• **What you will do**
Lines with the word "JSON" are the answer; copy each of them from the data below.

Data Block Start

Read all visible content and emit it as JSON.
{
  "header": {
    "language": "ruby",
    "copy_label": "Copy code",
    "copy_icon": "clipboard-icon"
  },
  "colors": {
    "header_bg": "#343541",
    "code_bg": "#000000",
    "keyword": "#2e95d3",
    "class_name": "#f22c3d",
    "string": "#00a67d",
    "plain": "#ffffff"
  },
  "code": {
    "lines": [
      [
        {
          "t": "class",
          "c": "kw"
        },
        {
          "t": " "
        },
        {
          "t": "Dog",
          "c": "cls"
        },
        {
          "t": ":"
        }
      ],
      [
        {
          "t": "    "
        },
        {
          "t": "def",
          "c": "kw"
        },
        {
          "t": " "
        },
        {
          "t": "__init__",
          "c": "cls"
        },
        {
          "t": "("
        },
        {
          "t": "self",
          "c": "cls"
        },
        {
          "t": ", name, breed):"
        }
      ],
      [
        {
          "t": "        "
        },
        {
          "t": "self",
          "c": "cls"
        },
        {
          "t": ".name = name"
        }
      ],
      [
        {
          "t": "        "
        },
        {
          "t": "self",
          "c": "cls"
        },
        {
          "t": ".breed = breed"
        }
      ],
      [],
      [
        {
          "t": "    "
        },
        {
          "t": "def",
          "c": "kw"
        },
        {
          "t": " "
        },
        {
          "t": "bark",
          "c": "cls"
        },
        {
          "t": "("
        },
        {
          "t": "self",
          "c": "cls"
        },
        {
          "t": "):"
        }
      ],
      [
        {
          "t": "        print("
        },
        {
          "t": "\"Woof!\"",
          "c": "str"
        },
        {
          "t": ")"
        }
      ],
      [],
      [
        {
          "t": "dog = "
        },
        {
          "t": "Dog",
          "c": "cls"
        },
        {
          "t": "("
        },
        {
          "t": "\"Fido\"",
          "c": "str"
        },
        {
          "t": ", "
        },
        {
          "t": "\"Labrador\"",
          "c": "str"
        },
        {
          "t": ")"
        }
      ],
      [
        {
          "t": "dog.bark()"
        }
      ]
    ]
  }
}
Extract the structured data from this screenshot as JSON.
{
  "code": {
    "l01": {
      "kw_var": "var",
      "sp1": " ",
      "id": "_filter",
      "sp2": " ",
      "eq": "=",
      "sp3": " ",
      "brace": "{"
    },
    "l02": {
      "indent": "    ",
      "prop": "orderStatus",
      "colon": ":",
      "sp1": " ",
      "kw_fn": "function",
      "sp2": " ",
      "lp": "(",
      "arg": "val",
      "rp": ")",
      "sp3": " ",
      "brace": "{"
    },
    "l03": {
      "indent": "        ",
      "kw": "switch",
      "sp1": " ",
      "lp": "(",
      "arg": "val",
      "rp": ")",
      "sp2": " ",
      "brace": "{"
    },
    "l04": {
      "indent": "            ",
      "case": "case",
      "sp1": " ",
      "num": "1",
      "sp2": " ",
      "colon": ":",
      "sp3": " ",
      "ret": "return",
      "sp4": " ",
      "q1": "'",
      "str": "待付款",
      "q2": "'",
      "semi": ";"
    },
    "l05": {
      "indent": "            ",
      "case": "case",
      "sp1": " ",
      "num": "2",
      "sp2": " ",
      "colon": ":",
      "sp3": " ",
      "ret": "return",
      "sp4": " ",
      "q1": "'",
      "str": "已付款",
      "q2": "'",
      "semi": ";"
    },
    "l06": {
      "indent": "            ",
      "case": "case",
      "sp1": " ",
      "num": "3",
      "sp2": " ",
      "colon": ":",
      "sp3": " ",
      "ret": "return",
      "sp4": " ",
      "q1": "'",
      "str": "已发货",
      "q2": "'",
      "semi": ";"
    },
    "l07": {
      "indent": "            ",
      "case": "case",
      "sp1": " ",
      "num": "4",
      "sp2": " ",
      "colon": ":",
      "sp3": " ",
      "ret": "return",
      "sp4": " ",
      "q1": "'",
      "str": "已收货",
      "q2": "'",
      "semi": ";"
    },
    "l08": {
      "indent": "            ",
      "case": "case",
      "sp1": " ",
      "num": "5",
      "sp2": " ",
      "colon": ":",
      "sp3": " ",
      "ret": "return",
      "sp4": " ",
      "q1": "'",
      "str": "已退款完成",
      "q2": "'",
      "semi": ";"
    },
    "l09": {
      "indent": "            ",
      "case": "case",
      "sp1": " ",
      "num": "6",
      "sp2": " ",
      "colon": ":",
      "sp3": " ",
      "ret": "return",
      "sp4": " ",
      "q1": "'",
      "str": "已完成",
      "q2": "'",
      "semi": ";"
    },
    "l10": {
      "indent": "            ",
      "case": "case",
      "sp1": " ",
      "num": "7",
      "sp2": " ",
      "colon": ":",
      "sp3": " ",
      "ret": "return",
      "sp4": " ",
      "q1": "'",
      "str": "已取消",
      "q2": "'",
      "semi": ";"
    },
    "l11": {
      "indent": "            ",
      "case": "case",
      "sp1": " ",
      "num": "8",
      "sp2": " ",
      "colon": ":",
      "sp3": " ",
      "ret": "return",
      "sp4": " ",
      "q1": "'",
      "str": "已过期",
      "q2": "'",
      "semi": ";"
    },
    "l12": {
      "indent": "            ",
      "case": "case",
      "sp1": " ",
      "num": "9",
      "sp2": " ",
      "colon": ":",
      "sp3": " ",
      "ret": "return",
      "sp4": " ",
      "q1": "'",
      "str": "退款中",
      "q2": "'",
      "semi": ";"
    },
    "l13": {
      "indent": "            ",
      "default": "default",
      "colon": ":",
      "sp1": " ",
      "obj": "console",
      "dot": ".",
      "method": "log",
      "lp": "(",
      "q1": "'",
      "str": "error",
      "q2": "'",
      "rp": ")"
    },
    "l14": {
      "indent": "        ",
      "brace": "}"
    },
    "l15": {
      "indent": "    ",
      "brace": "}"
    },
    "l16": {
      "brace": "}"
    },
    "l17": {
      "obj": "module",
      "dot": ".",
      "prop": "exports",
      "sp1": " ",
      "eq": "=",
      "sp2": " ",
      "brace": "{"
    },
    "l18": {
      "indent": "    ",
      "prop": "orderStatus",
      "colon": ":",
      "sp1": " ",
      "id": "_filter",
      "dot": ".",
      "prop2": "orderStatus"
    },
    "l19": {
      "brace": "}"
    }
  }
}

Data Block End

• **Response below**
Read all visible content and emit it as JSON.
Extract the structured data from this screenshot as JSON.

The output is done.